Reproduce all the entries exactly.

- PROVIDED RECORDS -

--------------------

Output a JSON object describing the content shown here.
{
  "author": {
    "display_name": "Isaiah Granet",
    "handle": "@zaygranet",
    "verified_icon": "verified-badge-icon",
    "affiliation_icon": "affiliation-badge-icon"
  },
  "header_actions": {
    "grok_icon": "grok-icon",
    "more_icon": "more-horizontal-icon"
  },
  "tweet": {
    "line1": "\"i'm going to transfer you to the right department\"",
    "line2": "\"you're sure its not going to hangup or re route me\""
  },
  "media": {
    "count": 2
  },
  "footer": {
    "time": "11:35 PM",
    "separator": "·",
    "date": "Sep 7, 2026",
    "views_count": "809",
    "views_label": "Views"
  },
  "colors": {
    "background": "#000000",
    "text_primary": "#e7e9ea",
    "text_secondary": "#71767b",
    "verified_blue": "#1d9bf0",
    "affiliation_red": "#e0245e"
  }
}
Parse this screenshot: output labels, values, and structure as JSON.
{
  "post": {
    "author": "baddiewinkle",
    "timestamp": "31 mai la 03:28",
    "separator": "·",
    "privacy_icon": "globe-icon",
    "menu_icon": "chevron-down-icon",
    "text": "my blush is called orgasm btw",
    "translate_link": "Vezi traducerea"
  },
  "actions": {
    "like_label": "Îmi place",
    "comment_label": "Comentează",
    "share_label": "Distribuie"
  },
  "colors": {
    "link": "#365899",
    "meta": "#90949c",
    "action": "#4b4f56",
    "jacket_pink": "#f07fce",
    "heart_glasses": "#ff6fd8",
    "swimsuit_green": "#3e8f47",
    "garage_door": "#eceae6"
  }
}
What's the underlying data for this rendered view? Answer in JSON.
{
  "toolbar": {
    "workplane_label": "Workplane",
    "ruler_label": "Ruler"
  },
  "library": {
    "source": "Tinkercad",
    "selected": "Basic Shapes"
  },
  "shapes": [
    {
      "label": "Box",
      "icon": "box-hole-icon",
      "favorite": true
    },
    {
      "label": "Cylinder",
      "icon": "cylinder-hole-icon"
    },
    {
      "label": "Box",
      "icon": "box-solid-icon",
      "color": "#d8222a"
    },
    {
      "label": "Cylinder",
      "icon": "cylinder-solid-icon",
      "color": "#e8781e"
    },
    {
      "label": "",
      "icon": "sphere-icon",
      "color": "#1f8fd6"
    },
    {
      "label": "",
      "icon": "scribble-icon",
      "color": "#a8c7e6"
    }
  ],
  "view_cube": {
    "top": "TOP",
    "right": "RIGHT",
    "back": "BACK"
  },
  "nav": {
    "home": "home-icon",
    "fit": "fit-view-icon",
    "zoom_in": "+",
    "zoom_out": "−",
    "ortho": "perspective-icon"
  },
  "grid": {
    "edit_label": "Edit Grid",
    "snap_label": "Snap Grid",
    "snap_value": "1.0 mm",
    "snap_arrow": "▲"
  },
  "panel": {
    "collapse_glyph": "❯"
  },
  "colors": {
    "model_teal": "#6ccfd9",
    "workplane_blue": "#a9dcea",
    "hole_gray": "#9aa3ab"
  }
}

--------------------

- RESULT OF THIS TASK -
Output a JSON object describing the content shown here.
{
  "author": {
    "display_name": "Isaiah Granet",
    "handle": "@zaygranet",
    "verified_icon": "verified-badge-icon",
    "affiliation_icon": "affiliation-badge-icon"
  },
  "header_actions": {
    "grok_icon": "grok-icon",
    "more_icon": "more-horizontal-icon"
  },
  "tweet": {
    "line1": "\"i'm going to transfer you to the right department\"",
    "line2": "\"you're sure its not going to hangup or re route me\""
  },
  "media": {
    "count": 2
  },
  "footer": {
    "time": "11:35 PM",
    "separator": "·",
    "date": "Sep 7, 2026",
    "views_count": "809",
    "views_label": "Views"
  },
  "colors": {
    "background": "#000000",
    "text_primary": "#e7e9ea",
    "text_secondary": "#71767b",
    "verified_blue": "#1d9bf0",
    "affiliation_red": "#e0245e"
  }
}
Parse this screenshot: output labels, values, and structure as JSON.
{
  "post": {
    "author": "baddiewinkle",
    "timestamp": "31 mai la 03:28",
    "separator": "·",
    "privacy_icon": "globe-icon",
    "menu_icon": "chevron-down-icon",
    "text": "my blush is called orgasm btw",
    "translate_link": "Vezi traducerea"
  },
  "actions": {
    "like_label": "Îmi place",
    "comment_label": "Comentează",
    "share_label": "Distribuie"
  },
  "colors": {
    "link": "#365899",
    "meta": "#90949c",
    "action": "#4b4f56",
    "jacket_pink": "#f07fce",
    "heart_glasses": "#ff6fd8",
    "swimsuit_green": "#3e8f47",
    "garage_door": "#eceae6"
  }
}
What's the underlying data for this rendered view? Answer in JSON.
{
  "toolbar": {
    "workplane_label": "Workplane",
    "ruler_label": "Ruler"
  },
  "library": {
    "source": "Tinkercad",
    "selected": "Basic Shapes"
  },
  "shapes": [
    {
      "label": "Box",
      "icon": "box-hole-icon",
      "favorite": true
    },
    {
      "label": "Cylinder",
      "icon": "cylinder-hole-icon"
    },
    {
      "label": "Box",
      "icon": "box-solid-icon",
      "color": "#d8222a"
    },
    {
      "label": "Cylinder",
      "icon": "cylinder-solid-icon",
      "color": "#e8781e"
    },
    {
      "label": "",
      "icon": "sphere-icon",
      "color": "#1f8fd6"
    },
    {
      "label": "",
      "icon": "scribble-icon",
      "color": "#a8c7e6"
    }
  ],
  "view_cube": {
    "top": "TOP",
    "right": "RIGHT",
    "back": "BACK"
  },
  "nav": {
    "home": "home-icon",
    "fit": "fit-view-icon",
    "zoom_in": "+",
    "zoom_out": "−",
    "ortho": "perspective-icon"
  },
  "grid": {
    "edit_label": "Edit Grid",
    "snap_label": "Snap Grid",
    "snap_value": "1.0 mm",
    "snap_arrow": "▲"
  },
  "panel": {
    "collapse_glyph": "❯"
  },
  "colors": {
    "model_teal": "#6ccfd9",
    "workplane_blue": "#a9dcea",
    "hole_gray": "#9aa3ab"
  }
}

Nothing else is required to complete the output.